Book Review Friday – The Luck of the Weissensteiners (Book 1 of The Three Nations Trilogy)

By Patricia Zick @PCZick

I interviewed Christoph Fischer in June on Author Wednesday. Today I review his novel The Luck of the Weissensteiners.542568_135806279903679_1569303214_n


History of the twentieth century was one of my major areas of study in college. However, the history I studied presented an ethnocentric view of World War II. Of course, I know about Hitler’s rise to power, and the major steps he took in Europe prior to our entry into the war. I understood the political and social ramifications. I understood the uneasy alliance of Germany, Italy, and Japan. But I only knew of these histories from the perspective of the first, isolationist United States, and then, as the full-speed ahead entry into the war heroes who saved the world from the evil Axis powers.

Reading Christoph Fischer’s The Luck of the Weissensteiners presented another view of that period through the camera lens of people living in Eastern Europe. The book shows people from all the different perspectives before, during, and after the war. It’s an eye-opening read to learn that the United States wasn’t the center of this war. In the lives of these ordinary folks, the United States played an almost peripheral role.

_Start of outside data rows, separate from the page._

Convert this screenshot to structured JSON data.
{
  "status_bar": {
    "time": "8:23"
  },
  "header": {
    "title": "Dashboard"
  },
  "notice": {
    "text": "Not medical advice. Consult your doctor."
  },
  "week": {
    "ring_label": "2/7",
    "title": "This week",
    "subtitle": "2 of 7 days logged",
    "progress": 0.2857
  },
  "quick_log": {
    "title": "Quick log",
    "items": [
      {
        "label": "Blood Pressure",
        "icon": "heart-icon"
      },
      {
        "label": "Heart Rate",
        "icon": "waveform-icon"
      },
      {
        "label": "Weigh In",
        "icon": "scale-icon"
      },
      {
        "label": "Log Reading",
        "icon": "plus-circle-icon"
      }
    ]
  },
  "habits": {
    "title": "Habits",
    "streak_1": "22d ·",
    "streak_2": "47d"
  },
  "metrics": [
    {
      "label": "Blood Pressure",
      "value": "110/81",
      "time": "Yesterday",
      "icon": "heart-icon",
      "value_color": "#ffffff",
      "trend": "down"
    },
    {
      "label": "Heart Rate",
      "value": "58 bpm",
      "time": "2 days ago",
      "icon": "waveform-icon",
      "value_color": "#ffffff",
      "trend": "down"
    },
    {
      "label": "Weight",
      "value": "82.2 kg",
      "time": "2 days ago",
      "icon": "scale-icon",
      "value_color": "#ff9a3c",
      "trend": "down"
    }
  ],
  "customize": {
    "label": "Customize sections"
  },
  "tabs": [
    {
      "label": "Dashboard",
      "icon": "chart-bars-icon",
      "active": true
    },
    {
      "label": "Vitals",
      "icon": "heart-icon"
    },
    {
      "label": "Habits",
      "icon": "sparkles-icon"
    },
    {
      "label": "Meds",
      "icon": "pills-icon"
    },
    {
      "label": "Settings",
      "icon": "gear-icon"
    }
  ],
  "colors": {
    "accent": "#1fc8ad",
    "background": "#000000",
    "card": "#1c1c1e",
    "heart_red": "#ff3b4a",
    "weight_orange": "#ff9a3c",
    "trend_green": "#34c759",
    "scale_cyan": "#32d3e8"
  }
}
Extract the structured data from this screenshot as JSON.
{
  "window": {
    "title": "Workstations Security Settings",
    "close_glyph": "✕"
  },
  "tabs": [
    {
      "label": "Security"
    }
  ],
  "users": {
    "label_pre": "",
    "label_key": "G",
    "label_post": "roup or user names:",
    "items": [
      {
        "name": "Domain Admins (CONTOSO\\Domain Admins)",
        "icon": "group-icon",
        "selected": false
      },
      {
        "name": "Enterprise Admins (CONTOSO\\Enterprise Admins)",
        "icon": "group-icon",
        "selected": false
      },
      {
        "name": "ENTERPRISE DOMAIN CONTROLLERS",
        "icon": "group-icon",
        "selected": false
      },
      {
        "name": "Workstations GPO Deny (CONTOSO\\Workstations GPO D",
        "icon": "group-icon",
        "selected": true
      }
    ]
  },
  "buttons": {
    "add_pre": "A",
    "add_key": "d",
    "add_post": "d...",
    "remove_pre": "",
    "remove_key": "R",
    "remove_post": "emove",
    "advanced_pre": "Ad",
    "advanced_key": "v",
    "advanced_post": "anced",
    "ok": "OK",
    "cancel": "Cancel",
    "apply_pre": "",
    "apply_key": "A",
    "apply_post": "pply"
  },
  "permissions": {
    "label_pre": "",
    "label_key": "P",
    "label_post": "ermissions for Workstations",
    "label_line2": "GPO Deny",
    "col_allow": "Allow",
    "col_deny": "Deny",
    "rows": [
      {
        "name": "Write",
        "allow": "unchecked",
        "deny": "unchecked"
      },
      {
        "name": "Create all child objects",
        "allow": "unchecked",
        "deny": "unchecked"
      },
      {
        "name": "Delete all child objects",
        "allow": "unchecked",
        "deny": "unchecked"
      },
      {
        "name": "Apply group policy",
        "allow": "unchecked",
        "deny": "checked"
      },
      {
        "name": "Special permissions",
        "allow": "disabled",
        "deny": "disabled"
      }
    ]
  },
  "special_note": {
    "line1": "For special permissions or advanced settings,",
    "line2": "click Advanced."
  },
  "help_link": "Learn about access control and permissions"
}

The Luck of the Weissensteiners exposes how the Eastern Europeans reacted with a wide range of attitudes and actions as the war tore apart families and friends and allowed no trust to exist in all the varied relationships. There may have been a world war taking place on the larger stage, but for the characters in Fischer’s novel, it is a civil war being fought, and the lines are blurred and often changing, depending on who’s in charge.

Jews and Gentiles fall in love and marry, which creates a problem when Hitler’s master plan begins to take effect, even in countries where he’s not invaded. . .yet. The propaganda used to smear the very genes of Jews causes one husband to question the moral integrity of his wife. He buys the line of inherently weak genes so much he even takes their son away – a son who is Aryan in looks, leaving behind his Jewish wife and their unborn child. The atmosphere of fear changes people, oftentimes not for the better.

Through it, all one family stands strong.

This book’s retelling of the history of this period in Europe is personalized through the characters that represent a cross section of the lives impacted by the atrocities of war. Jews, Gentiles, Germans, Slovakians, lesbians, and traitors all point to one direction. War never makes much sense when the individual lives of its victims are examined. Neither side wins when people are persecuted for their religion, political beliefs, nationality, or sexual orientations.

It’s a sad commentary on the human condition when a people are forced to hide their identities behind forged passports, and then forced to throw away the forgeries to appease the winning side. When it comes down to it in the aftermath of the war and the liberation of Europe, all individuals are suspect, and mankind is taken down a notch.

Christoph Fischer has written an important book for its historical perspective. He personified the vagaries of war through the fictional characters. At times, it reads like a history book, but before it bogs down into a lesson in civics, he comes back to the individuals experiencing the actual effects of the persecution.

As always, we study and examine the past so we don’t forget it. As long as genocide exists in the world, we must do as Fischer has done in his novel – remind us, and remind us again, that our faith, our color, our language, and our life choices should matter not a wit. In the end, it’s our integrity and how we treat others that matters the most.

Thank you, Christoph, for writing this important book to remind us never to repeat the mistakes of the past.